With study results leaving them stunned, scientists announced that the bird population in the United States and Canada has decreased by an estimated 3 billion birds since population measurements began in 1970. Scientists believe a range of factors are to blame, including habitat loss, increased pesticide use, nighttime light pollution, climate change, and hunting by feral cats. Scientists noted that much of the population decline came amongst smaller songbirds, while populations of raptors and waterfowl have improved, based on improved conservation measures for protected species such as the Bald Eagle and efforts by sportsmen to improve waterfowl habitat and populations to support hunting.
Amazon Founder Jeff Bezos announced on Thursday that his company would make a large purchase of 100,000 electric delivery vans from the vehicle startup Rivian. The vehicle manufacturer is a potential rival to Elon Musk’s electric vehicle venture Tesla, which has thus far cornered the market nationally on electric vehicles. With such a large order before the company has even started production, Rivian investor Jeff Bezos has provided a good foundation for the company to grow. Bezos asserts that the purchase is part of Amazon’s initiative to become carbon neutral by 2040; the new vans will begin making deliveries in 2021 and will all be in use by 2024 if all goes according to plan.

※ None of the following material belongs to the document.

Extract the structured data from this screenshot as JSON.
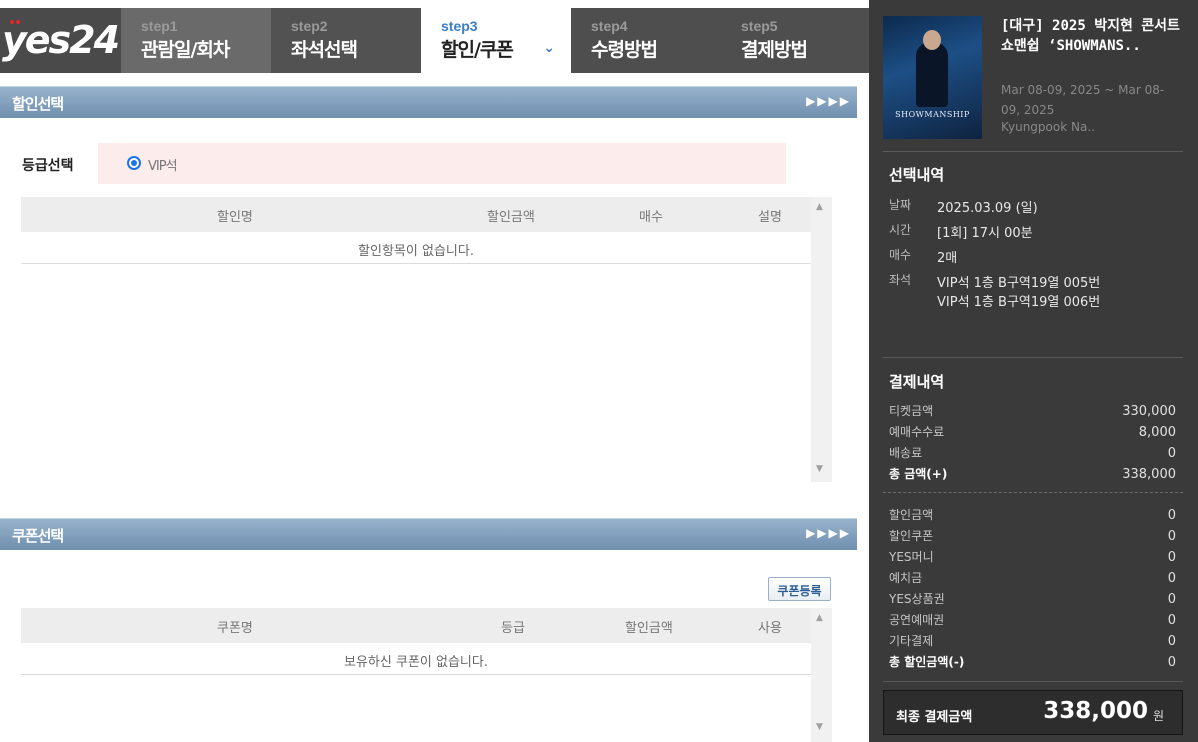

While Blink 182 is more often associated with the angst of one’s high school years, the band’s guitarist Tom DeLonge is also a celebrity among UFO watchers. This week, the U.S. Navy confirmed that footage that DeLonge released of U.S. Navy pilots intercepting “unidentified” phenomena is authentic. The Navy spokesman also voiced his concerns about how DeLonge came to be in the possession of the recordings, considered sensitive, and suggested that the result of further investigations into the phenomena will likely be classified.
Views of contributors are their own, and not that of CSPC.